▸ **WHAT TO PRODUCE**: Return the full listing word for word, but drop every picture from it.

▸ **DATASET RECORDS**:
....

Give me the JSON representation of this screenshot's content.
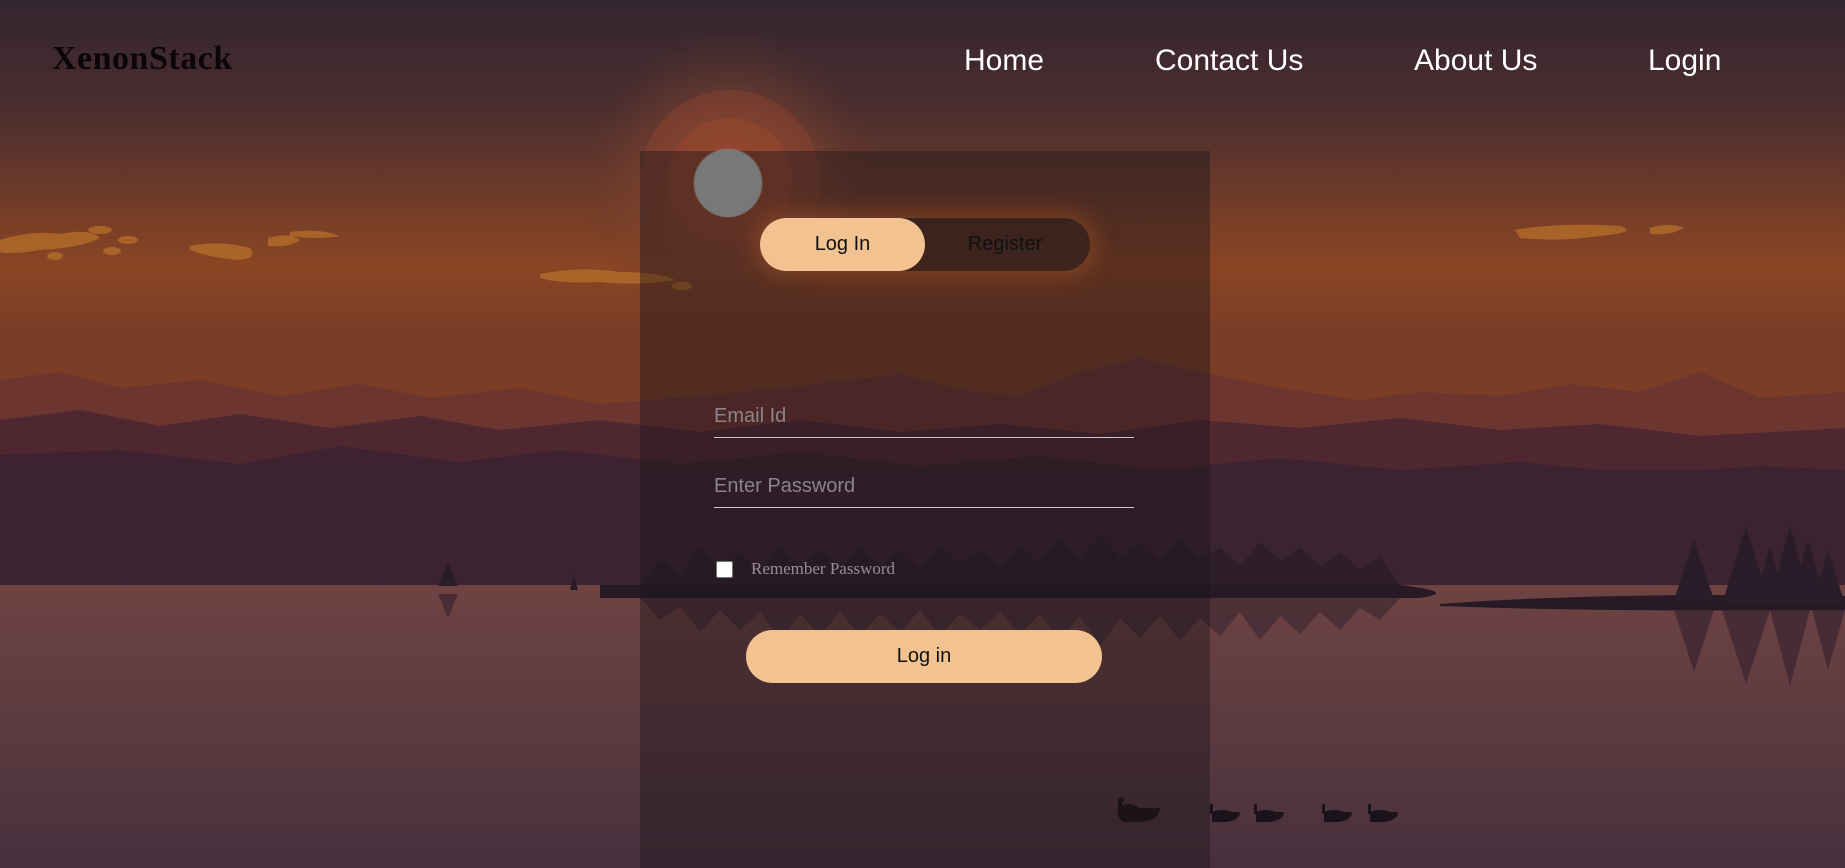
{
  "brand": {
    "name": "XenonStack"
  },
  "nav": {
    "home": "Home",
    "contact": "Contact Us",
    "about": "About Us",
    "login": "Login"
  },
  "auth": {
    "tab_login": "Log In",
    "tab_register": "Register",
    "active_tab": "Log In",
    "email_placeholder": "Email Id",
    "password_placeholder": "Enter Password",
    "remember_label": "Remember Password",
    "remember_checked": false,
    "submit_label": "Log in"
  },
  "colors": {
    "accent": "#f2c391",
    "sky_top": "#3a2a38",
    "sky_glow": "#8a4a24",
    "lake": "#5a3a40"
  }
}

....

▸ **OUTPUT OF THE TASK**:
Give me the JSON representation of this screenshot's content.
{
  "brand": {
    "name": "XenonStack"
  },
  "nav": {
    "home": "Home",
    "contact": "Contact Us",
    "about": "About Us",
    "login": "Login"
  },
  "auth": {
    "tab_login": "Log In",
    "tab_register": "Register",
    "active_tab": "Log In",
    "email_placeholder": "Email Id",
    "password_placeholder": "Enter Password",
    "remember_label": "Remember Password",
    "remember_checked": false,
    "submit_label": "Log in"
  },
  "colors": {
    "accent": "#f2c391",
    "sky_top": "#3a2a38",
    "sky_glow": "#8a4a24",
    "lake": "#5a3a40"
  }
}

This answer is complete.